The head of the U.S. Marine Corps has ordered a two-day aviation stand-down after crews on Monday located a “debris field” in South Carolina linked to a stealth fighter jet that went missing in a “mishap” over the weekend.
Driving the news: The order follows two other major aviation mishaps in recent weeks, Gen. Eric M. Smith, acting commandant of the Marine Corps, said in a statement Monday evening.
Smith said leaders would use the stand-down to discuss safety fundamentals and flight procedures with their Marines.
“This stand down is being taken to ensure the service is maintaining operational standardization of combat-ready aircraft with well-prepared pilots and crews,” Smith said.
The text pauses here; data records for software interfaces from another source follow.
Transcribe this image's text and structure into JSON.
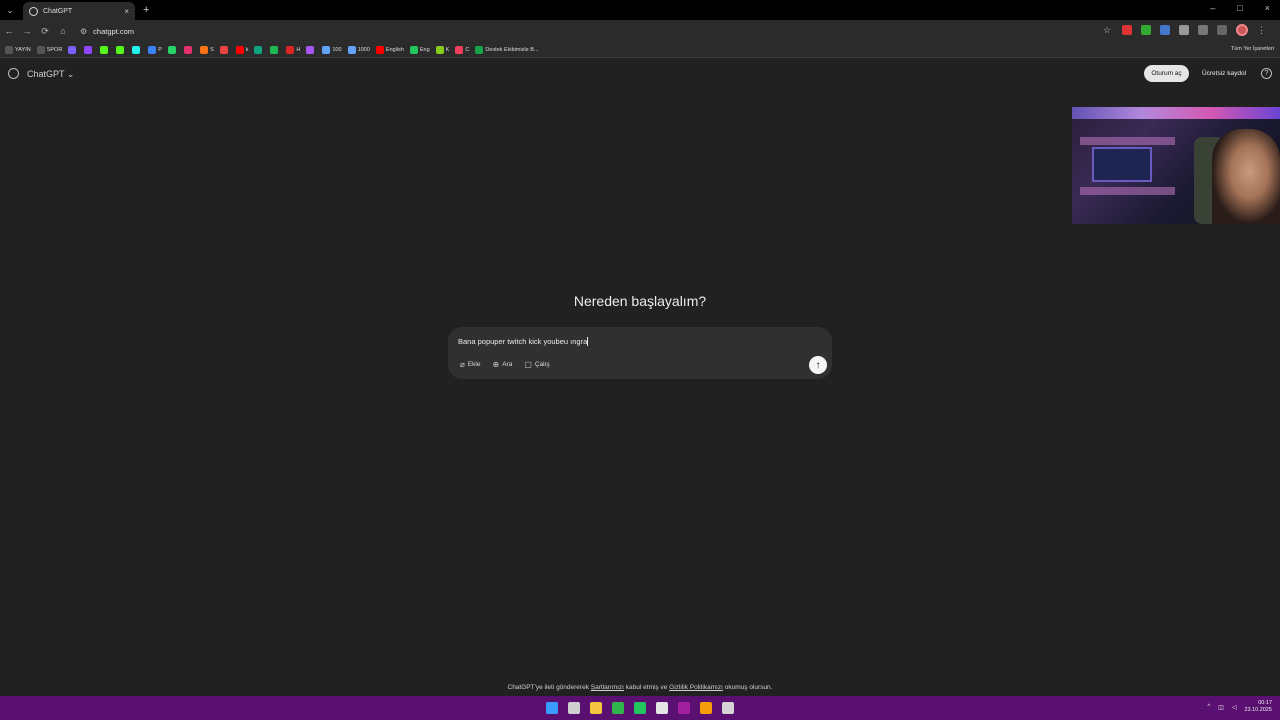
{
  "browser": {
    "tab_title": "ChatGPT",
    "tab_close": "×",
    "new_tab": "+",
    "url": "chatgpt.com",
    "window_controls": [
      "–",
      "□",
      "×"
    ],
    "nav": [
      "←",
      "→",
      "⟳",
      "⌂"
    ]
  },
  "bookmarks": {
    "items": [
      {
        "label": "YAYIN",
        "color": "#555555"
      },
      {
        "label": "SPOR",
        "color": "#555555"
      },
      {
        "label": "",
        "color": "#7b61ff"
      },
      {
        "label": "",
        "color": "#9146ff"
      },
      {
        "label": "",
        "color": "#53fc18"
      },
      {
        "label": "",
        "color": "#53fc18"
      },
      {
        "label": "",
        "color": "#25f4ee"
      },
      {
        "label": "P",
        "color": "#3b82f6"
      },
      {
        "label": "",
        "color": "#25d366"
      },
      {
        "label": "",
        "color": "#e1306c"
      },
      {
        "label": "S",
        "color": "#f97316"
      },
      {
        "label": "",
        "color": "#ef4444"
      },
      {
        "label": "k",
        "color": "#ff0000"
      },
      {
        "label": "",
        "color": "#10a37f"
      },
      {
        "label": "",
        "color": "#1db954"
      },
      {
        "label": "H",
        "color": "#dc2626"
      },
      {
        "label": "",
        "color": "#a855f7"
      },
      {
        "label": "100",
        "color": "#60a5fa"
      },
      {
        "label": "1000",
        "color": "#60a5fa"
      },
      {
        "label": "English",
        "color": "#ff0000"
      },
      {
        "label": "Eng",
        "color": "#22c55e"
      },
      {
        "label": "K",
        "color": "#84cc16"
      },
      {
        "label": "C",
        "color": "#f43f5e"
      },
      {
        "label": "Destek Ekibimizle B...",
        "color": "#16a34a"
      }
    ],
    "all_bookmarks": "Tüm Yer İşaretleri"
  },
  "app": {
    "model_name": "ChatGPT ⌄",
    "login_label": "Oturum aç",
    "signup_label": "Ücretsiz kaydol",
    "help": "?"
  },
  "hero": {
    "title": "Nereden başlayalım?"
  },
  "composer": {
    "input_value": "Bana popuper twitch kick youbeu ıngra",
    "tools": [
      {
        "icon": "⌀",
        "label": "Ekle"
      },
      {
        "icon": "⊕",
        "label": "Ara"
      },
      {
        "icon": "▢",
        "label": "Çalış"
      }
    ],
    "send_icon": "↑"
  },
  "footer": {
    "prefix": "ChatGPT'ye ileti göndererek ",
    "terms": "Şartlarımızı",
    "middle": " kabul etmiş ve ",
    "privacy": "Gizlilik Politikamızı",
    "suffix": " okumuş olursun."
  },
  "taskbar": {
    "icons": [
      {
        "name": "windows-start-icon",
        "color": "#3b9cff"
      },
      {
        "name": "task-view-icon",
        "color": "#cfcfcf"
      },
      {
        "name": "file-explorer-icon",
        "color": "#f5c542"
      },
      {
        "name": "xbox-icon",
        "color": "#2fb34a"
      },
      {
        "name": "media-play-icon",
        "color": "#22c55e"
      },
      {
        "name": "steam-icon",
        "color": "#e5e5e5"
      },
      {
        "name": "app-icon",
        "color": "#a020a0"
      },
      {
        "name": "chrome-icon",
        "color": "#f59e0b"
      },
      {
        "name": "settings-icon",
        "color": "#d4d4d4"
      }
    ],
    "tray_chevron": "^",
    "time": "00:17",
    "date": "23.10.2025"
  }
}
Some aircraft — such as those deployed abroad — can delay the order, but still need to stand down in the days ahead, officials told NBC News.
The Navy is investigating this week’s incident, a Marine Corps spokesperson told Axios.
Meanwhile, lawmakers on Capitol Hill are also scrutinizing the incident as more information emerges.
Rep. Adam Smith (D-Wash.) said in a statement Monday night that he and his colleagues on the House Armed Services Committee “will be considering whether congressional action is needed to address this and other recent aviation mishaps.”
Backstory: On Sunday, Joint Base Charleston in South Carolina asked for the public’s help in locating an F-35B Lightning II jet after the pilot ejected during the “mishap.”
The base said the pilot was safe and that its personnel were working with Marine Corps Air Station Beaufort to track down the stealth jet, worth upwards of $80 million.
On Monday evening, JB Charleston said crews had “located a debris field in Williamsburg County,” roughly two hours northeast of the base.
The base told nearby community members to avoid the area “as the recovery team secures the debris field,” and said the Marine Corps would begin a “recovery process.”
The intrigue: It’s unclear what the “mishap” was or how, exactly, the stealth fighter went missing.
“The Department of the Navy has a well-defined process for investigating aircraft mishaps,” U.S. Marine Corps Captain Joseph Leitner said Monday. “We are unable to provide additional details to preserve the integrity of the investigatory process.”